##### Records to use #####

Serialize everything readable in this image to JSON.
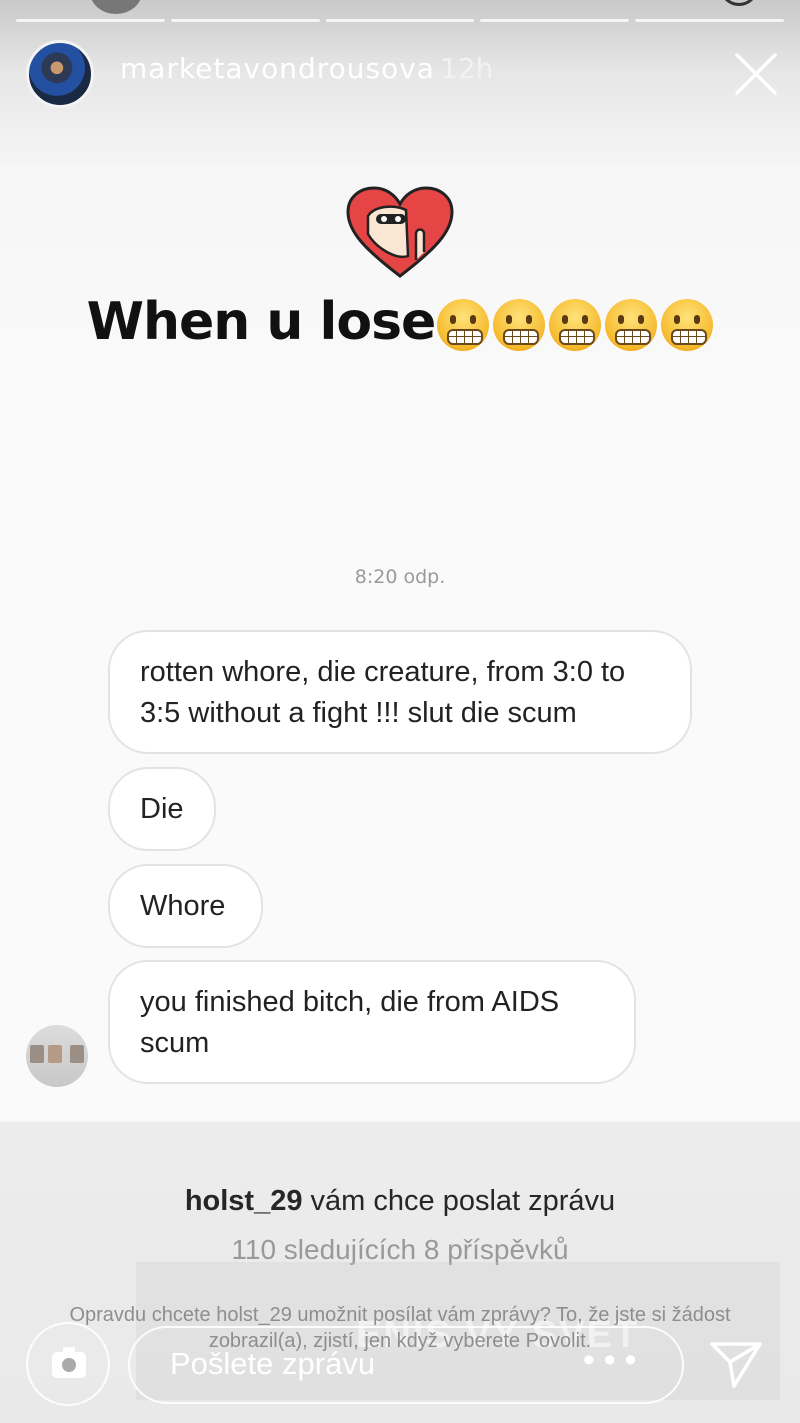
{
  "story": {
    "progress_segments": 5,
    "username": "marketavondrousova",
    "time": "12h",
    "close_icon": "close-icon",
    "sticker": "heart-sticker",
    "caption": "When u lose",
    "caption_emoji": "grimacing-face-emoji",
    "caption_emoji_count": 5
  },
  "conversation": {
    "timestamp": "8:20 odp.",
    "messages": [
      "rotten whore, die creature, from 3:0 to 3:5 without a fight !!! slut die scum",
      "Die",
      "Whore",
      "you finished bitch, die from AIDS scum"
    ]
  },
  "request": {
    "username": "holst_29",
    "text": " vám chce poslat zprávu",
    "stats": "110 sledujících 8 příspěvků",
    "note": "Opravdu chcete holst_29 umožnit posílat vám zprávy? To, že jste si žádost zobrazil(a), zjistí, jen když vyberete Povolit."
  },
  "reply_bar": {
    "placeholder": "Pošlete zprávu",
    "more": "•••",
    "camera_icon": "camera-icon",
    "send_icon": "send-icon"
  },
  "watermark": "ENIS.VY SVET"
}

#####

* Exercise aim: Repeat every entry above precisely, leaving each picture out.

* Exercise solution:
Serialize everything readable in this image to JSON.
{
  "story": {
    "progress_segments": 5,
    "username": "marketavondrousova",
    "time": "12h",
    "close_icon": "close-icon",
    "sticker": "heart-sticker",
    "caption": "When u lose",
    "caption_emoji": "grimacing-face-emoji",
    "caption_emoji_count": 5
  },
  "conversation": {
    "timestamp": "8:20 odp.",
    "messages": [
      "rotten whore, die creature, from 3:0 to 3:5 without a fight !!! slut die scum",
      "Die",
      "Whore",
      "you finished bitch, die from AIDS scum"
    ]
  },
  "request": {
    "username": "holst_29",
    "text": " vám chce poslat zprávu",
    "stats": "110 sledujících 8 příspěvků",
    "note": "Opravdu chcete holst_29 umožnit posílat vám zprávy? To, že jste si žádost zobrazil(a), zjistí, jen když vyberete Povolit."
  },
  "reply_bar": {
    "placeholder": "Pošlete zprávu",
    "more": "•••",
    "camera_icon": "camera-icon",
    "send_icon": "send-icon"
  },
  "watermark": "ENIS.VY SVET"
}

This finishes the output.